[Records from a collection]
Start of Block
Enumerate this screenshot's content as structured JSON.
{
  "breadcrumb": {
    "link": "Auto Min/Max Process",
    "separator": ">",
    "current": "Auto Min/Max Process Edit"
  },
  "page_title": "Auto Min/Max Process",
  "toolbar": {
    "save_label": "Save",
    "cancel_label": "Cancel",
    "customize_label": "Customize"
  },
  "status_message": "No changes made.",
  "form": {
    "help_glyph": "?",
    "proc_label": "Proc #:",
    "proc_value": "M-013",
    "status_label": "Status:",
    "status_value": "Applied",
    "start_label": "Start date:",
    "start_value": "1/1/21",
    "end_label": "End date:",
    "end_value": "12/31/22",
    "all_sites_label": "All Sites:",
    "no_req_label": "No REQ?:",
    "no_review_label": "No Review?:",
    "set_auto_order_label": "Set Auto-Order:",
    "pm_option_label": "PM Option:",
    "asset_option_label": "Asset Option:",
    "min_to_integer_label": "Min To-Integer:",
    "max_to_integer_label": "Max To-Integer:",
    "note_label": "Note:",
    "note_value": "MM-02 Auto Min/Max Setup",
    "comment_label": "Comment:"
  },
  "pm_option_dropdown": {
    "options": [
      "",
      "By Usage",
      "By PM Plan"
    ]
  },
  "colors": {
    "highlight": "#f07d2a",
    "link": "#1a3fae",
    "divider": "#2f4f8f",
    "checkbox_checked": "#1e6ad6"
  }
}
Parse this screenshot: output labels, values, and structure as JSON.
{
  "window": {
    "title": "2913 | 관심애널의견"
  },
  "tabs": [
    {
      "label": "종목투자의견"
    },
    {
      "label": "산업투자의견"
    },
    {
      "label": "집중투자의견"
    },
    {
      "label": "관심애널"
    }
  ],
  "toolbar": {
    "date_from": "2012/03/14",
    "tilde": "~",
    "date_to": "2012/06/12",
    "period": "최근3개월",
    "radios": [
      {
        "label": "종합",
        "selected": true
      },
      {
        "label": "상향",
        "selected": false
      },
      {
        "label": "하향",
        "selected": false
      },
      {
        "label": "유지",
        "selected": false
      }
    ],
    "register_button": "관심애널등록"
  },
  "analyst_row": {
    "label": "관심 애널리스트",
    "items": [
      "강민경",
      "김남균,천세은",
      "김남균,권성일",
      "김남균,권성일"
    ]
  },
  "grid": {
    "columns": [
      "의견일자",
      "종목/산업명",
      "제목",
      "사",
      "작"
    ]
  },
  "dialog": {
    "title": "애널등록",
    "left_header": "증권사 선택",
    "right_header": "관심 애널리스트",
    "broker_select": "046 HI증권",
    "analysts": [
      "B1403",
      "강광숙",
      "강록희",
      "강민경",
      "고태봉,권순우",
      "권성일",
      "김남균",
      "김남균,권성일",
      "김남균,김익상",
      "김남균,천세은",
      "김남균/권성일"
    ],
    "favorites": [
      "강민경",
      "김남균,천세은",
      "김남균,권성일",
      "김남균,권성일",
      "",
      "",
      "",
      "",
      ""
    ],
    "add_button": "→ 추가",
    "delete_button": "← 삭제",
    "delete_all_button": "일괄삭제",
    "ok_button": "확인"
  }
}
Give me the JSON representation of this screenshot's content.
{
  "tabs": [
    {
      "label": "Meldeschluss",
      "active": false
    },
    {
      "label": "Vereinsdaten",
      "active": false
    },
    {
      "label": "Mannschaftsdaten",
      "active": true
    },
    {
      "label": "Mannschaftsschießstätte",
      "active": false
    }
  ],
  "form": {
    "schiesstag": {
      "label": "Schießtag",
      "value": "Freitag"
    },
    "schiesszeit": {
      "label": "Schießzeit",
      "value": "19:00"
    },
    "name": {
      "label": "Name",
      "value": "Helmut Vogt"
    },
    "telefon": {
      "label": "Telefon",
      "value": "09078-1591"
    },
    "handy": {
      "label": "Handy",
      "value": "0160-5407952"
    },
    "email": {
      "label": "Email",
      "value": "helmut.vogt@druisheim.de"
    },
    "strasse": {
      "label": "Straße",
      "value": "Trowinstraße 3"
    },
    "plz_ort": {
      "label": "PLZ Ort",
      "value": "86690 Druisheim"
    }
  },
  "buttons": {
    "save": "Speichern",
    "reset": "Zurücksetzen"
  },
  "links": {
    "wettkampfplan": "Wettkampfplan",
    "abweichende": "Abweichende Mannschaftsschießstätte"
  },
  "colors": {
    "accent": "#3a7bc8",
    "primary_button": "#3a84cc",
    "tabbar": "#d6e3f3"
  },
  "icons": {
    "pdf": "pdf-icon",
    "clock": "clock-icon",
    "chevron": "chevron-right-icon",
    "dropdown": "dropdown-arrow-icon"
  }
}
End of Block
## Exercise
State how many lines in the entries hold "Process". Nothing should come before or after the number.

## Task output
3